Think about it! Forty years of devotion and dedication to a cause, an artistic cause! Someone should pin a medal on that guy!
And if he'd stood still on Friday evening, in Edenton Street United Methodist Church, someone might have done just that. But Sibley was his usual animated self, just a tad slower on his feet, perhaps, but alive with watchfulness while conducting, and at the end of the program he took his departure by a side aisle, as his charges processed down the center. But we've managed to sidestep the concert itself, which was the main objective of the evening.
The crowd curled part way around the side of the church 30 minutes before the program was to begin, and the parking lots were nearly full — always a good sign for a concert! This is a huge church, and the crowd filled it quickly, so the program itself began only a minute or two late, when pianist Perry Townsend, an alumnus of the RBC, and William J. Weisser, at the Letourneau pipe organ, launched into a quodlibet on "Lo, How a Rose." The traditional processional, led by an RBC banner, was Gauntlett's "Once in Royal David's City," but this time there were more people than usual: the 30 or so members of Choirs I & II were joined by 13 "Resident" choristers and an alumni choir of close to 40 singers, resulting in quite a parade by the time everyone reached the front of the church. Several numbers — by Ord and Simsion — were sung from just in front of the altar, perhaps a mistake, given the distance from the congregation; for the rest of the program, the singers were forward, on the steps leading up to the choir loft, from which position there was a greater sense of immediacy. There were attractive arrangements of Austrian and French carols by David Stocker, handsomely accompanied by a small group of strings.** Long-time RBC accompanist Vicki Oehling provided piano support for many numbers, including a lovely version of "I Saw Three Ships." Edward Elgar's exquisite "The Snow" brought the strings back, and pianist Michael Braz accompanied his own adaptation of Margaret Kirk's "Follow the Light."
Along the way were two special numbers, each directed by its composer, given in tribute to the choir and its founding conductor. Perry Townsend contributed "Nativity," a fine pastiche of familiar carols, sung with considerable vibrancy; and Bruce Tippette, also an alumnus of the choir, offered "Christmas Night," a richly varied, handsomely crafted number of great appeal — it was probably the highlight of the evening — in which the boys were joined by the alumni singers.

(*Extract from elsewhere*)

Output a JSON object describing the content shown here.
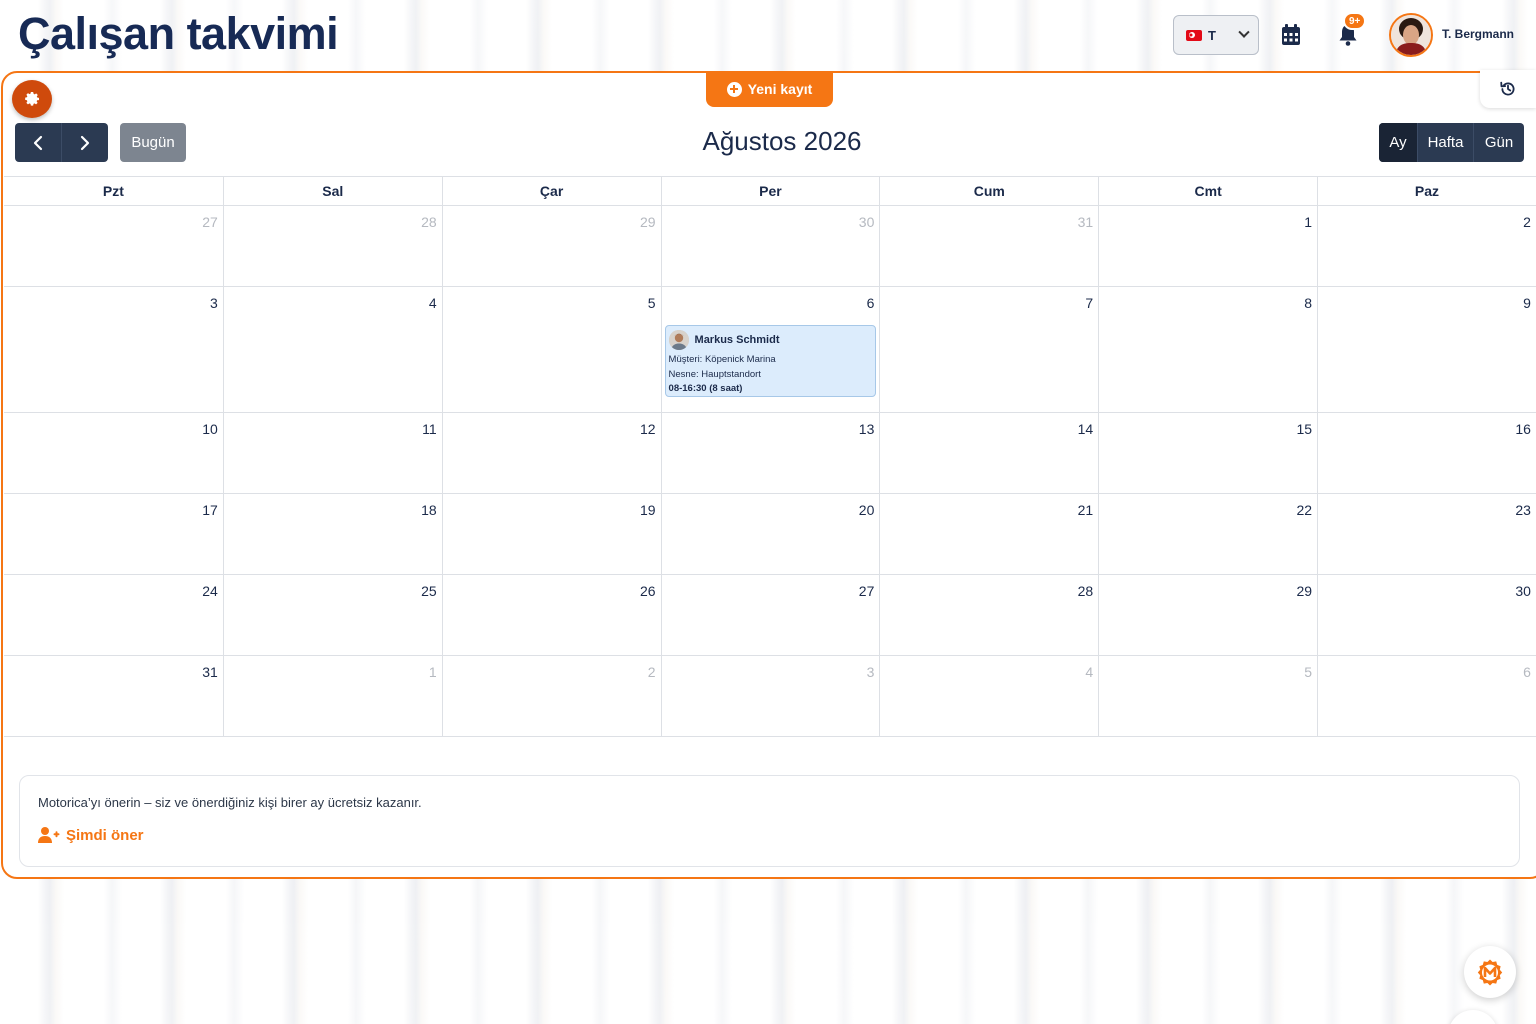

Mention must also be made of a short appearance by the Resident Choir, clad in red robes and directed by Robert Unger. These young men sang from memory, unlike their senior brethren, and it seemed to make a big difference, in terms of their projection and their diction, too. Unger has been announced as Sibley's successor, and it is clear that the RBC will continue to be in good hands, leadership-wise.
The program ended with a wonderful medley of carols, arranged by Alice Parker, followed by a solo from former chorister Edward Nicholson that surely was supposed to have been amplified. The grand finale was "O Holy Night," "Jesse's Carol," and "Silent Night," which has for years been used as the RBC's recessional, complete with battery-powered candles. Sibley took his departure as the singers left but was given a huge round of applause following an announcement that this was his final outing with "Carols of Christmas." Thank you, Maestro; you have enriched many lives and touched many hearts.
*In the interest of disclosure I should note that my wife has known the Sibleys for over 50 years. Somewhat later, he was organist and choir director of our church; and one of our sons sang in the RBC for several seasons.
**The assisting artists included violinists Lucy Turner and Eleanor Detriville, and cellist Chris Jones.